Lake Balaton, in North-West Hungary, was chosen by the Gypsies to set up their winter camp. It was strategically located with many villages nestling around the lake offering the nomads food and work.
Winter for the Gypsies has always been a critical season, and many times to survive, some gypsies felt free to ‘chore’ (stealing/borrowing) on nearby farms, helping themselves to fowls, eggs, rabbits, or whatever they could find.
That winter, at the encampment, saw life sensibly slowing down keeping the gypsies around the campfire and inside their wagons. The men busied themselves producing woodcraft, forging horseshoes and blacksmithing useful items, and jewelry making. Those articles were easily exchanged with the locals for more necessary food and forage. But that particular dry winter found the Gypsies busy, helping the local farmers, with some of their miraculous medicines, to eradicate an unusual mice infestation from the grain silos.
The Gypsye’s women, as usual, kept busy with the local women foretelling the future, reaching the apex of their popularity, finding their reputation had preceded them, opening doors, and receiving friendly welcomes and some necessary coins.
Joko, that winter was sad and taciturn. He felt the heaviness of the grave responsibilities for the welfare of his own people. Smoking his pipe, melancholically withdrawing into his thoughts, he kept wondering for the futility of his entire life.
He thought that life has never been generous with him. He missed the warm of a happy family, with an adored wife and the joy of many sons and daughters.
Therefore, at this time in life, he felt to be a lonely man, and missed the joy of grandchildren.
In his loneliness, his thoughts were nostalgically returned to the past memories when Marika was alive. Closing his eyes he could see her and remembered those words she said that night and the way she looked at the sky, glancing at the Little Bear constellation.
Yes, that constellation burned incessantly into the sky above and was the only tangible connecting point with her and capable of resurrecting her memory. He was sure that Marika was, at the same time, looking back and thinking of him. She was the one who asked him to look into the sky whenever he thought of her, and in that way she would be with him, holding hands and keeping their promises of love, like had been their first night together. That was the only tangible connection left for him, to feel close to his beloved Marika.
On those lonely nights, he called and talked to her loudly so his voice would reach her where she was resting. Joko mentally could magically recreate the old times, seeing his adored wife sitting next to him, and smiling back.
It was a winter day like this just twelve years ago, when he lost her and the baby boy, at the time she was ready to give life. That was her final act of love for him. That baby boy had been the only one she had been able to carry to the end of her pregnancy and the one they wanted so much.
The many times they had tried before, their dream of having a family had miserably ended in miscarriages, in the early months of pregnancy.
None of the many herbal remedies, prepared by Gypsies women for her had worked the miracle. But finally and miraculously she carried a child alive in her womb, and now the time of delivery had arrived.
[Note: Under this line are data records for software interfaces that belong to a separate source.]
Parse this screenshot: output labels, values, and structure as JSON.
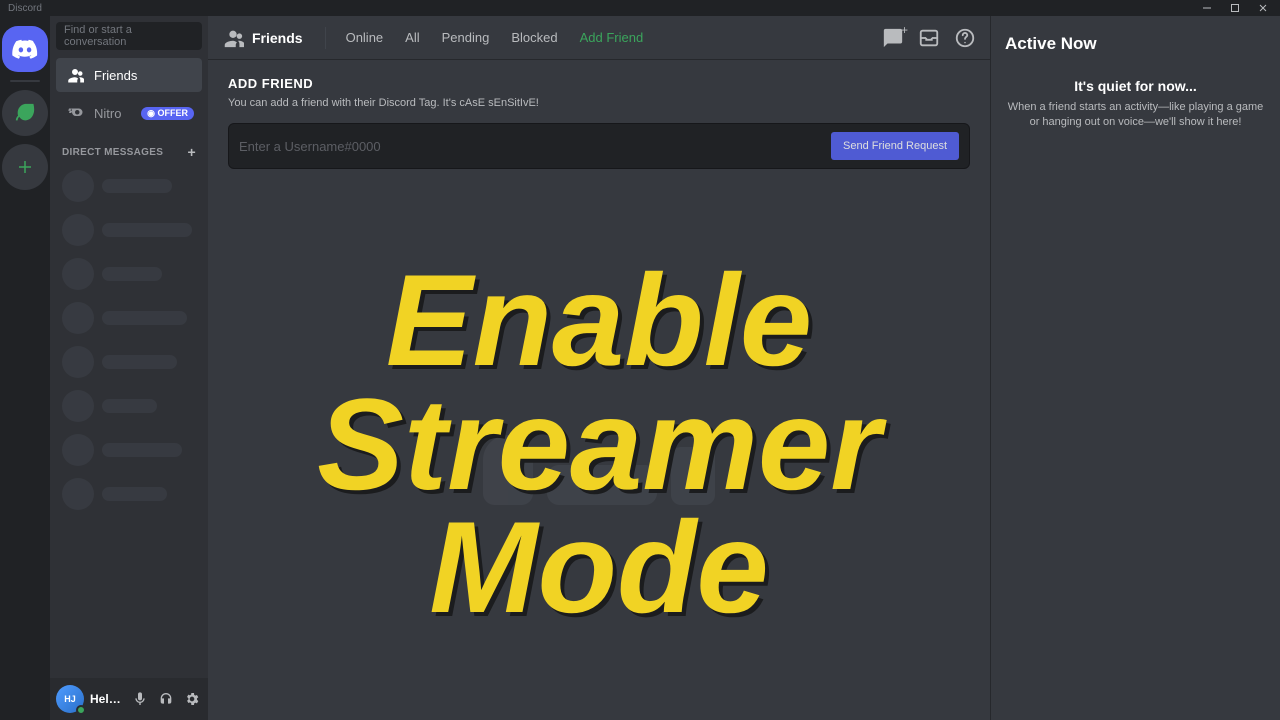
{
  "window": {
    "title": "Discord"
  },
  "sidebar": {
    "search_placeholder": "Find or start a conversation",
    "items": [
      {
        "label": "Friends"
      },
      {
        "label": "Nitro",
        "badge": "◉ OFFER"
      }
    ],
    "dm_header": "DIRECT MESSAGES"
  },
  "topbar": {
    "title": "Friends",
    "tabs": [
      {
        "label": "Online"
      },
      {
        "label": "All"
      },
      {
        "label": "Pending"
      },
      {
        "label": "Blocked"
      },
      {
        "label": "Add Friend"
      }
    ]
  },
  "add_friend": {
    "title": "ADD FRIEND",
    "desc": "You can add a friend with their Discord Tag. It's cAsE sEnSitIvE!",
    "placeholder": "Enter a Username#0000",
    "button": "Send Friend Request"
  },
  "active_now": {
    "title": "Active Now",
    "quiet_title": "It's quiet for now...",
    "quiet_desc": "When a friend starts an activity—like playing a game or hanging out on voice—we'll show it here!"
  },
  "user": {
    "name": "Helper Joel"
  },
  "overlay": {
    "line1": "Enable",
    "line2": "Streamer",
    "line3": "Mode"
  },
  "icon_names": {
    "discord": "discord-logo-icon",
    "green_server": "server-green-icon",
    "add_server": "add-server-icon"
  }
}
Joko, revived in his memory that last day with Marika. He clearly remembered her happiness to finally be a mother. They had camped in the usual area that the gypsies used for a long time, near Lake Balaton. Marika had been held in the tent where gypsies’ women are confined to give birth.
The delivery was announced with the breaking of the waters. Those were the last minutes that the midwife allowed Joko to comfort Marika. She was visibly in pain and holding Joko’s hand, told him, “Soon you will be a proud father and your descendance guarantee. I’m sure it will be a baby boy. Don’t you see how big I am? He can only be a boy.”
She was right. But the baby was too big, and difficulties arose, and she had a long battle in trying to deliver him. She fought with all her energy against destiny for the next three days. On the second day she felt the strain and hour after hour, her will became weaker and exhaustion was evident leaving Marika incapable of fighting. Over the days she lost too much blood and her fate was sealed. Marika finally lost consciousness and was too weak to fight for her baby and her own life. Her battle was soon over.
Joko buried them the next morning in the depth of the beech forest nearby. To protect their bodies, from the nocturnal predators, he moved a large stone over the grave.
To recognize the site of the grave he carved on the stone the stars of the Little Bear Constellation, as a symbol of their love.
Joko was now silently crying. Marika had been the only love in his entire life and the reason why he missed her so much. He never thought of marrying again even though a few women of the clan showed interest in him.
He decided to go early in the morning into the woods to visit them, to commemorate that sad anniversary.
Joko thought, “Tomorrow is the twelfth anniversary of when Marika and the baby died. I’ll spend the day in the forest with them. There are many things which I want to tell my Marika. For a day it will be our usual way of life and we confide in each other and we’ll share emotions together. She will be as beautiful as ever and I’ll hold her hand and be able to tell her how much I love and missed her.”
Gypsy’s people keep alive the memories of their dead ones through time, and act as if they are still alive and part of the family.
Their close relatives had become the wise ancestors of the family, to be consulted as their guides, to guard and to heal the ones who are alive. These are vital links that keep open the spiritual bonds between the people alive to those that have preceded them in life.
End Part 4